**Task instructions**:
Would you repeat the entries below word for word and omit the pictures?
Provided entries: Begin
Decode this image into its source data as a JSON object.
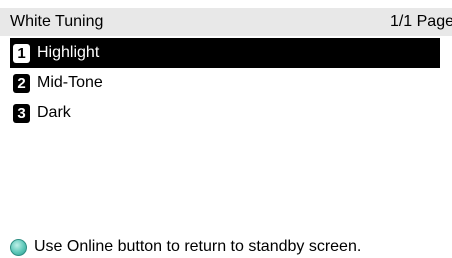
{
  "header": {
    "title": "White Tuning",
    "page_indicator": "1/1 Page"
  },
  "menu": {
    "items": [
      {
        "number": "1",
        "label": "Highlight",
        "selected": true
      },
      {
        "number": "2",
        "label": "Mid-Tone",
        "selected": false
      },
      {
        "number": "3",
        "label": "Dark",
        "selected": false
      }
    ]
  },
  "footer": {
    "icon": "online-button-icon",
    "message": "Use Online button to return to standby screen."
  },
  "colors": {
    "header_bg": "#e8e8e8",
    "selected_bg": "#000000",
    "online_icon": "#5cc7b8"
  }
}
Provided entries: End
**Output for this exercise**:
Decode this image into its source data as a JSON object.
{
  "header": {
    "title": "White Tuning",
    "page_indicator": "1/1 Page"
  },
  "menu": {
    "items": [
      {
        "number": "1",
        "label": "Highlight",
        "selected": true
      },
      {
        "number": "2",
        "label": "Mid-Tone",
        "selected": false
      },
      {
        "number": "3",
        "label": "Dark",
        "selected": false
      }
    ]
  },
  "footer": {
    "icon": "online-button-icon",
    "message": "Use Online button to return to standby screen."
  },
  "colors": {
    "header_bg": "#e8e8e8",
    "selected_bg": "#000000",
    "online_icon": "#5cc7b8"
  }
}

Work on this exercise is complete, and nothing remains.